Fiber or Cable not Fiber vs. Cable
When considering these two options the question you should be asking is what place do each of these products have in your organization. Which is better does not apply as the products are as different as apples and oranges.

With fiber you will get a dedicated switch and fiber from your ISPs node to your door. With cable you share fiber and have some length of cable from the curb to your door. For a detailed explanation of Comcast HSI (hybrid fiber-coax) network take a look at:

ATTACHMENT A: COMCAST CORPORATION DESCRIPTION OF CURRENT NETWORK MANAGEMENT PRACTICES

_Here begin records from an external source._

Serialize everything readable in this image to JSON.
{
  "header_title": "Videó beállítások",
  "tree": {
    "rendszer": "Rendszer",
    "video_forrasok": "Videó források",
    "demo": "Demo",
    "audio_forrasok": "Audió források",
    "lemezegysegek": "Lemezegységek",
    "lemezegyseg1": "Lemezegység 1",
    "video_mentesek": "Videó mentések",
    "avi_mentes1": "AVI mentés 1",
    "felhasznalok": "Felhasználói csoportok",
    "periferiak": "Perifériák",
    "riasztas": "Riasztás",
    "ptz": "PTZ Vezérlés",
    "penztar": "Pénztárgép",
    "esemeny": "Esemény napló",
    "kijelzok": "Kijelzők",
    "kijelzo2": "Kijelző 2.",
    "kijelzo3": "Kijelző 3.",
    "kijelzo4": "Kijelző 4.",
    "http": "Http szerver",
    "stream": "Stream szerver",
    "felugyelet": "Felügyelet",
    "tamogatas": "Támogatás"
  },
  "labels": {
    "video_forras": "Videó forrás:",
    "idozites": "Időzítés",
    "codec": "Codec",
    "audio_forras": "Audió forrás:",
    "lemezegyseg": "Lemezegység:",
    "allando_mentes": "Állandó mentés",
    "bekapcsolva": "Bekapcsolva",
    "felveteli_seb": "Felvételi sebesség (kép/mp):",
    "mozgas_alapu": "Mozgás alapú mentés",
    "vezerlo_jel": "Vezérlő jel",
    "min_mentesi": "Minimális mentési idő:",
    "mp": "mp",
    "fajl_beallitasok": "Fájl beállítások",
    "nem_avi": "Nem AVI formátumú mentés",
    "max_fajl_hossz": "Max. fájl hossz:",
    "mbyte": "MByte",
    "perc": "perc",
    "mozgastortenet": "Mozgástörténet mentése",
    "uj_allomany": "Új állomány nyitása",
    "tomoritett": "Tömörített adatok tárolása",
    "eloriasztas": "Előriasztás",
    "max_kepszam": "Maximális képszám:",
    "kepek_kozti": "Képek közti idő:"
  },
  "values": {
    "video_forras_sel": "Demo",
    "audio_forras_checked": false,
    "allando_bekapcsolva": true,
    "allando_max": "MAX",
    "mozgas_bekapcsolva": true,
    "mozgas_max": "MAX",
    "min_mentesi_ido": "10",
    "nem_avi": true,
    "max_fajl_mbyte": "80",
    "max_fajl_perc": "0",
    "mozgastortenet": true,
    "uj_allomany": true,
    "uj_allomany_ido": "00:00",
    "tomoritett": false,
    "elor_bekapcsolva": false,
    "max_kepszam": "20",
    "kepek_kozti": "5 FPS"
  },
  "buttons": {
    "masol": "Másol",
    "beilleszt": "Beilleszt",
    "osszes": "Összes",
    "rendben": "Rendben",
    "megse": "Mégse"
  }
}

Currently, we have 4.5 Mbit data and 1.5 Mbit VOIP over 3 T1 fiber from a major service provider in our area for which we pay $1,500. Although speed test can vary from moment to moment  here are the results of some of our tests:

TEST DOWN UP
CableTest 2.7 2.2
CharterComm 1.44 0.45
SpeedOfMe 2.58 3.79
SpeedtestNET 1.85 4.06
VerizonTest 3.15 4.23
Average 2.34 2.95

We examined a number of other fiber-to-the-door ISPs and the costs were similar:

10 Mbit Fiber $1,000/month
20Mbit Fiber $1,200/month

Comcast Business Class advertises that its network can perform at rates of up to 100 Mbit down and 20 Mbit up at a cost of about $250/month. Here are the results of the speed test:

TEST DOWN UP
CableTest 12.5 2.5
CharterComm 48.18 18.96
SpeedOfMe 4.47 15.17
SpeedtestNET 44.39 13.44
VerizonTest 105.65 21.2
Average 43.04 14.25

As we can see the variability of fiber throughput both up and down is much more stable than the hybrid fiber-coax. However, on average we still get much more bang for the buck with Comcast Business Class. Comcast service varies greatly from area to area so this solution may not work for you but at these prices it is worth taking a look.

This does not eliminate our fiber connection as we need a backup in case Comcast goes down. Many fiber ISPs offer discounts for lines used as backup. In addition we will be exploring a simple DSL solution as backup.

Juan Tobar, IT Manager